by Morlon Lhe Bellerice

Back in Paris now, I received an email from a trainer in Les Cayes saying that our work is bearing fruits and will continue to do so. And a great audio interview/debrief with four of the trainers.

This trip to Haiti has left me with more thoughts, opinions, and questions on international humanitarian aid than any trip before. It as stirred up my views on systematic inequality. It has whipped up my political convictions. It has also made me consistently question and re-evaluate our own work and our reasons for doing it.

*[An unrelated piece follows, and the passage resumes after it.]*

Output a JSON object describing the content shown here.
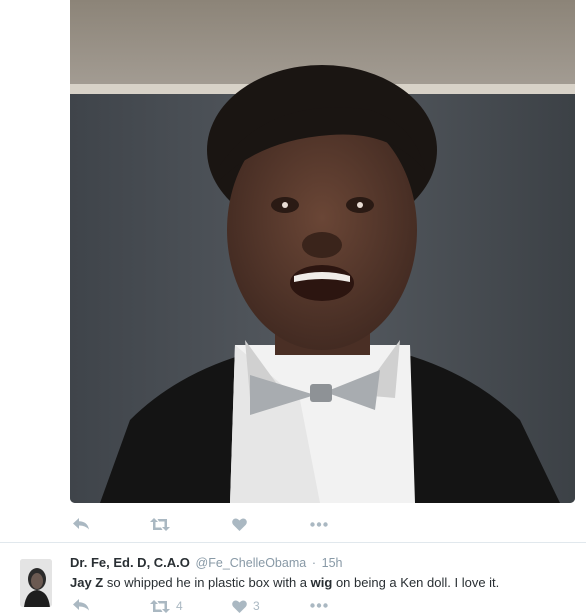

Yet the structure of this project has and will provide us with the most feedback of any Clowns Without Borders project that I’ve been involved in. The more I hear back, the more I find myself convinced that this type of multi-faceted project - this type of relationship with a partner organization and the individuals and communities it works with - is one of the best ways for us to work.

Contribute to Clowns Without Borders’ future work in Haiti at:

Galooper, Galoper, Galooper, Woooo!!!! Wooooo!!!!

The community we have been working in all week feels completely different after nightfall. No electricity or hardly. Little gas lamps here of there. People standing on the street playing cards or dominoes. It has just gotten dark and we are told to get out of there quick. On our drive out I see one of the kids from our workshop sharing the rest of his meal (the hot meals we eat are always in big styrofoam take out containers that get added to the piles of garbage all over the place) with his dad, or maybe his grandpa?

The kids were so hyper on the bus ride home after our first show today. They sang the entire time. Over an hour of non-stop singing...."Pedaler Pedaaler Pedaler woo woo!! Galoper Galooper Galoper woo woo!" "Meli Melo! something something something Meli Melo! something something something..." "I said a Boom Chicka Boom!!" then "Okay Okay? Okay! Si....Lence!!!" we think for 2 seconds we will have a couple minutes of quiet, but, nope: "Un elephant...qui se balader...tout doucement...dans la forêt..."

It's great, the kids are flying. Having spent the afternoon as stars performing in another community - in the countryside - it was a trek to get to: we had to shuttle up to hill, piling everyone into our 2 4x4s for the 20 min ride up a super bumpy ravine like road. then we had to wait at the top for the second round.

This time we made a conscience effort to work the animateurs (workshop leaders we have been training) into the show. Not only did it give them the chance to shine on stage too, but we gave them more responsibility in the show creation. I think this group will come away from the experience better able to create shows than the last group.

This show was a much more integrated weave of kids, animateurs, trainers, and us 3 clowns all of us together on stage.

At the end of the long day, when we sat down to eat in the dusk lighting back in Cité Delma, one of the girls put my hand on her neck to feel how sweaty she was from dancing when we arrived back there. Still hyper, giggly, running around through dinner. I wonder now that it's dark where the kids will be able to wash and in what kind of water. It's only 7:30 but I myself am ready for bed, back at the hotel I take a shower and carefully set up my mosquito net.